[Web page and app entries]

▼

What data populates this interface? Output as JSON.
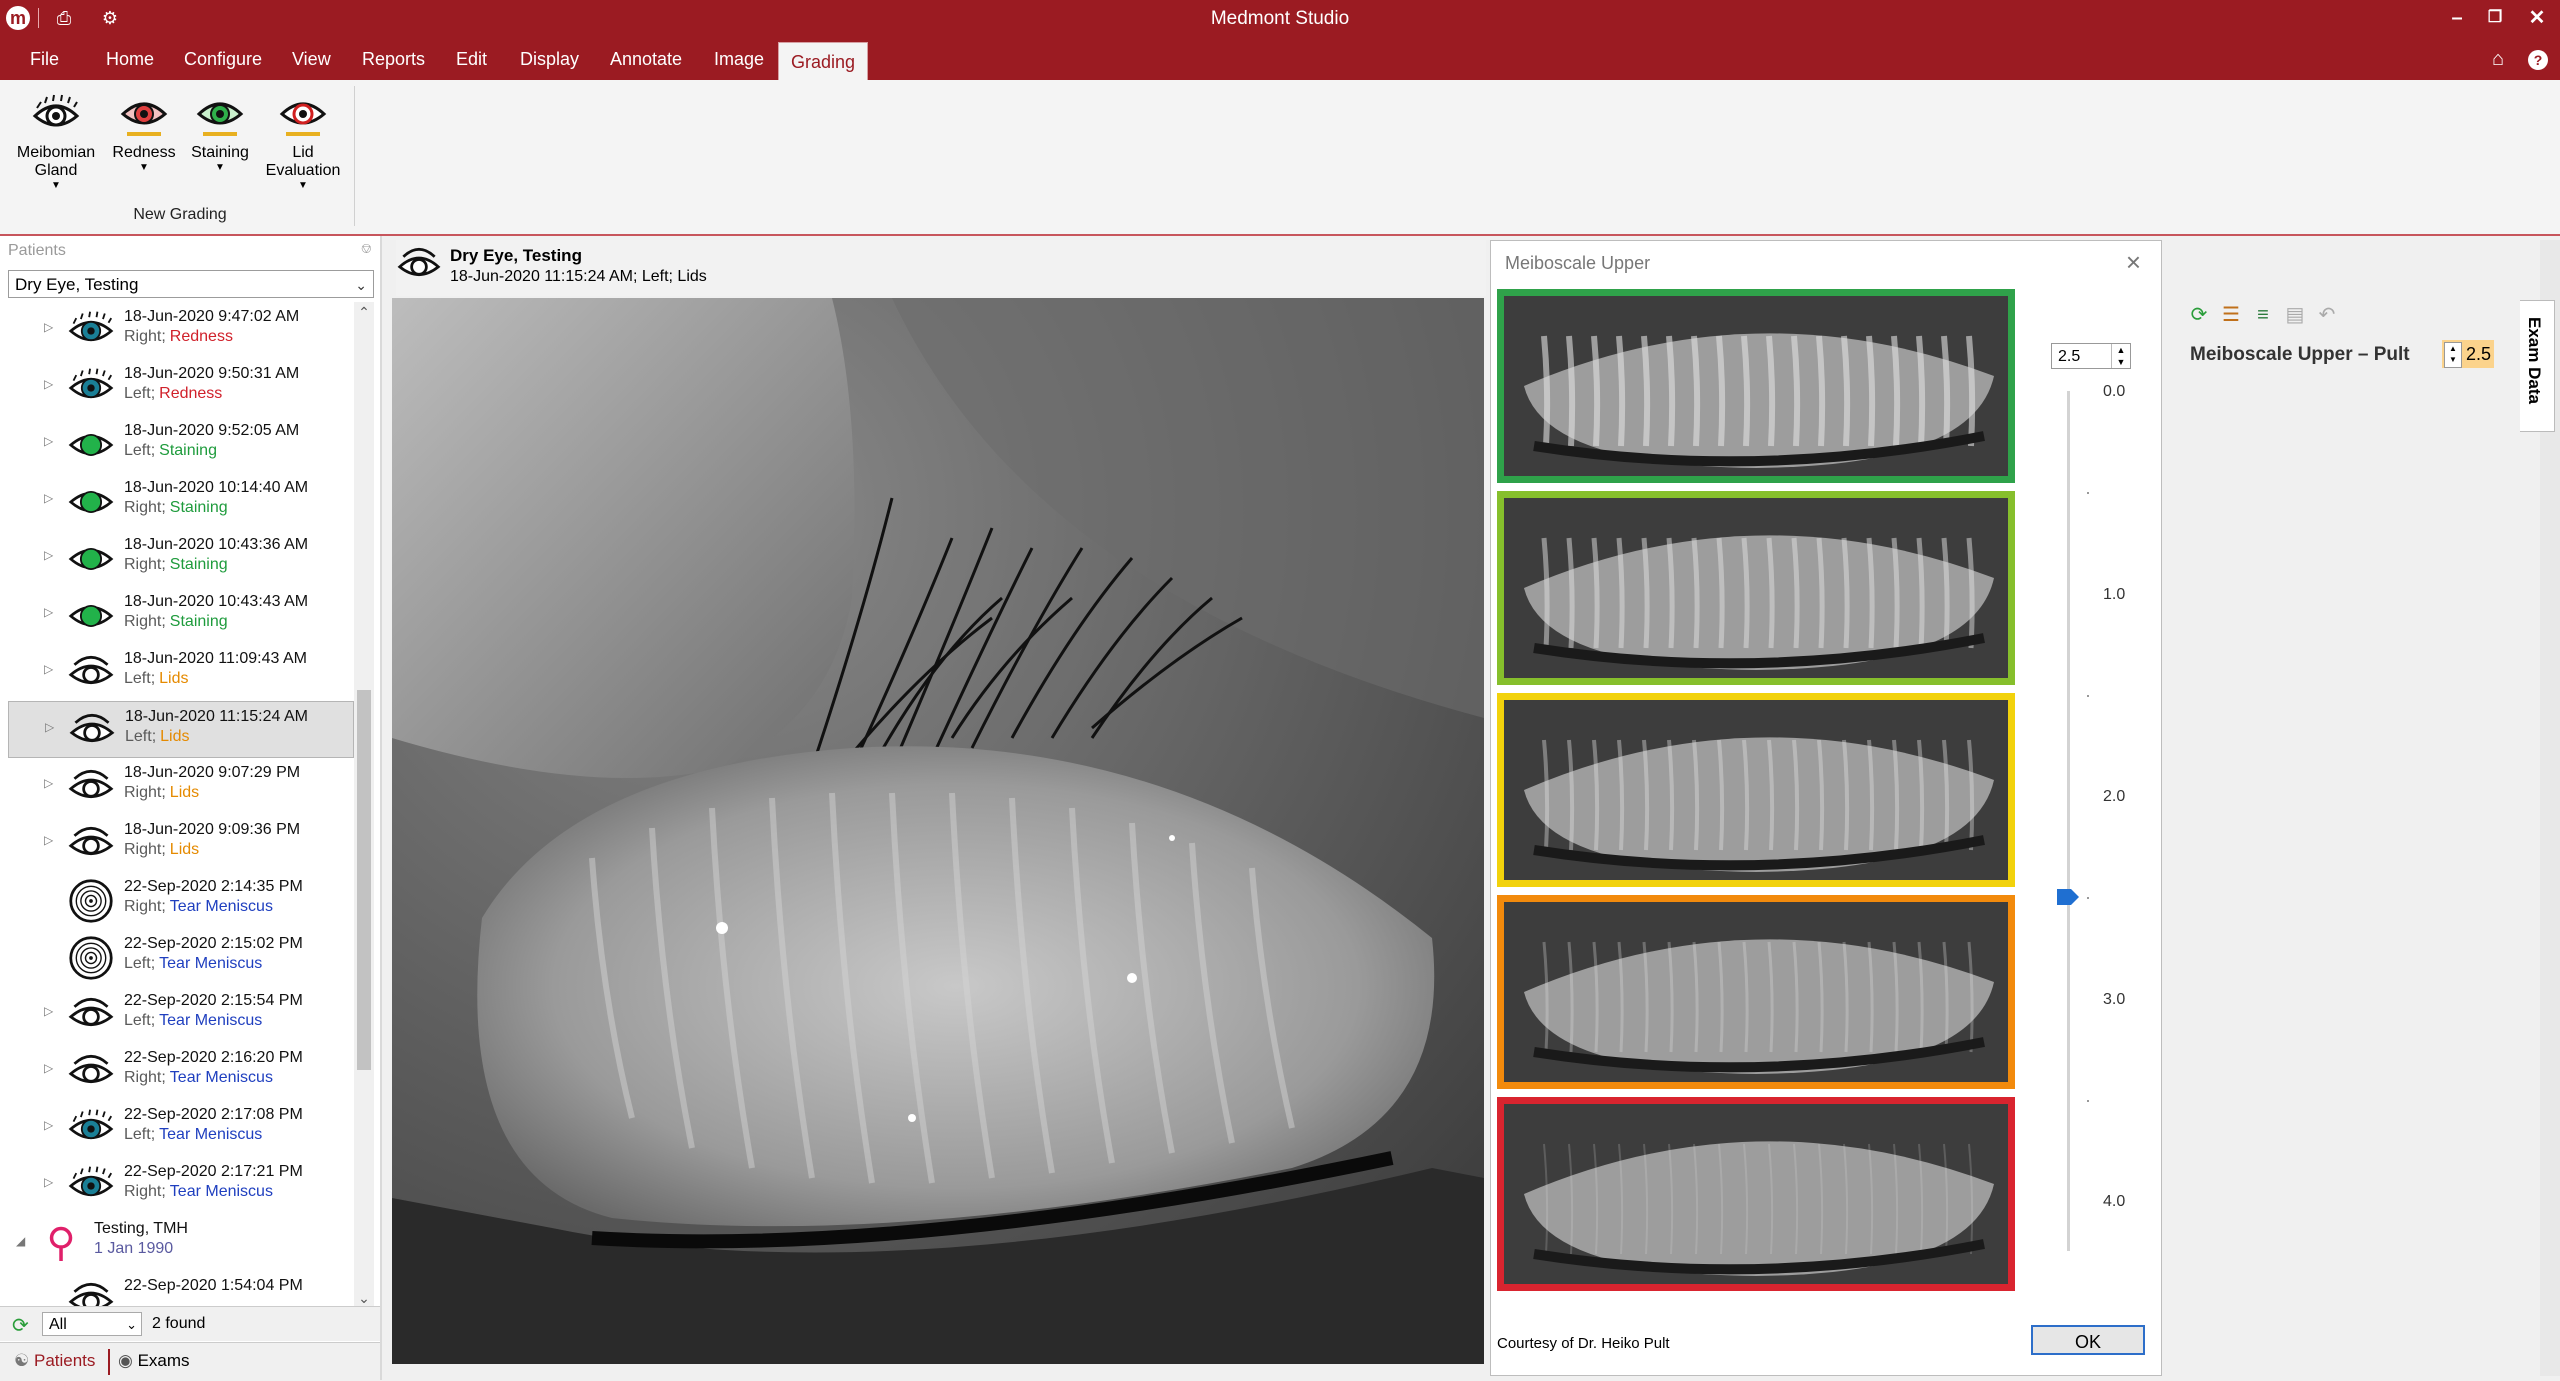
{
  "window": {
    "title": "Medmont Studio"
  },
  "menu": [
    "File",
    "Home",
    "Configure",
    "View",
    "Reports",
    "Edit",
    "Display",
    "Annotate",
    "Image",
    "Grading"
  ],
  "active_menu": "Grading",
  "ribbon": {
    "buttons": [
      {
        "label": "Meibomian Gland",
        "icon": "meibomian-eye-icon"
      },
      {
        "label": "Redness",
        "icon": "redness-eye-icon"
      },
      {
        "label": "Staining",
        "icon": "staining-eye-icon"
      },
      {
        "label": "Lid Evaluation",
        "icon": "lid-eye-icon"
      }
    ],
    "group_label": "New Grading"
  },
  "patients_panel": {
    "header": "Patients",
    "selected_patient": "Dry Eye, Testing",
    "exams": [
      {
        "date": "18-Jun-2020 9:47:02 AM",
        "side": "Right;",
        "type": "Redness",
        "kind": "redness",
        "type_color": "#d0212b"
      },
      {
        "date": "18-Jun-2020 9:50:31 AM",
        "side": "Left;",
        "type": "Redness",
        "kind": "redness",
        "type_color": "#d0212b"
      },
      {
        "date": "18-Jun-2020 9:52:05 AM",
        "side": "Left;",
        "type": "Staining",
        "kind": "staining",
        "type_color": "#1e9b3c"
      },
      {
        "date": "18-Jun-2020 10:14:40 AM",
        "side": "Right;",
        "type": "Staining",
        "kind": "staining",
        "type_color": "#1e9b3c"
      },
      {
        "date": "18-Jun-2020 10:43:36 AM",
        "side": "Right;",
        "type": "Staining",
        "kind": "staining",
        "type_color": "#1e9b3c"
      },
      {
        "date": "18-Jun-2020 10:43:43 AM",
        "side": "Right;",
        "type": "Staining",
        "kind": "staining",
        "type_color": "#1e9b3c"
      },
      {
        "date": "18-Jun-2020 11:09:43 AM",
        "side": "Left;",
        "type": "Lids",
        "kind": "lids",
        "type_color": "#e58a00"
      },
      {
        "date": "18-Jun-2020 11:15:24 AM",
        "side": "Left;",
        "type": "Lids",
        "kind": "lids",
        "type_color": "#e58a00"
      },
      {
        "date": "18-Jun-2020 9:07:29 PM",
        "side": "Right;",
        "type": "Lids",
        "kind": "lids",
        "type_color": "#e58a00"
      },
      {
        "date": "18-Jun-2020 9:09:36 PM",
        "side": "Right;",
        "type": "Lids",
        "kind": "lids",
        "type_color": "#e58a00"
      },
      {
        "date": "22-Sep-2020 2:14:35 PM",
        "side": "Right;",
        "type": "Tear Meniscus",
        "kind": "meniscus-rings",
        "type_color": "#1f3fbf"
      },
      {
        "date": "22-Sep-2020 2:15:02 PM",
        "side": "Left;",
        "type": "Tear Meniscus",
        "kind": "meniscus-rings",
        "type_color": "#1f3fbf"
      },
      {
        "date": "22-Sep-2020 2:15:54 PM",
        "side": "Left;",
        "type": "Tear Meniscus",
        "kind": "lids",
        "type_color": "#1f3fbf"
      },
      {
        "date": "22-Sep-2020 2:16:20 PM",
        "side": "Right;",
        "type": "Tear Meniscus",
        "kind": "lids",
        "type_color": "#1f3fbf"
      },
      {
        "date": "22-Sep-2020 2:17:08 PM",
        "side": "Left;",
        "type": "Tear Meniscus",
        "kind": "redness",
        "type_color": "#1f3fbf"
      },
      {
        "date": "22-Sep-2020 2:17:21 PM",
        "side": "Right;",
        "type": "Tear Meniscus",
        "kind": "redness",
        "type_color": "#1f3fbf"
      }
    ],
    "selected_exam_index": 7,
    "second_patient": {
      "name": "Testing, TMH",
      "dob": "1 Jan 1990"
    },
    "partial_exam": {
      "date": "22-Sep-2020 1:54:04 PM"
    },
    "filter_value": "All",
    "found": "2 found",
    "tabs": {
      "patients": "Patients",
      "exams": "Exams"
    }
  },
  "viewer": {
    "patient": "Dry Eye, Testing",
    "exam_info": "18-Jun-2020 11:15:24 AM; Left; Lids"
  },
  "dialog": {
    "title": "Meiboscale Upper",
    "grade_value": "2.5",
    "scale_ticks": [
      "0.0",
      "1.0",
      "2.0",
      "3.0",
      "4.0"
    ],
    "slider_level": 2.5,
    "slider_max": 4.0,
    "image_border_colors": [
      "#2fa24a",
      "#86bf2c",
      "#f2d20c",
      "#f28a0c",
      "#d9242f"
    ],
    "courtesy": "Courtesy of Dr. Heiko Pult",
    "ok_label": "OK"
  },
  "exam_data": {
    "field_label": "Meiboscale Upper – Pult",
    "field_value": "2.5",
    "side_tab": "Exam Data"
  }
}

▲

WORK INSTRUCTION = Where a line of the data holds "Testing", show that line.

SOLUTION TO THE PROBLEM =
    "selected_patient": "Dry Eye, Testing",
      "name": "Testing, TMH",
    "patient": "Dry Eye, Testing",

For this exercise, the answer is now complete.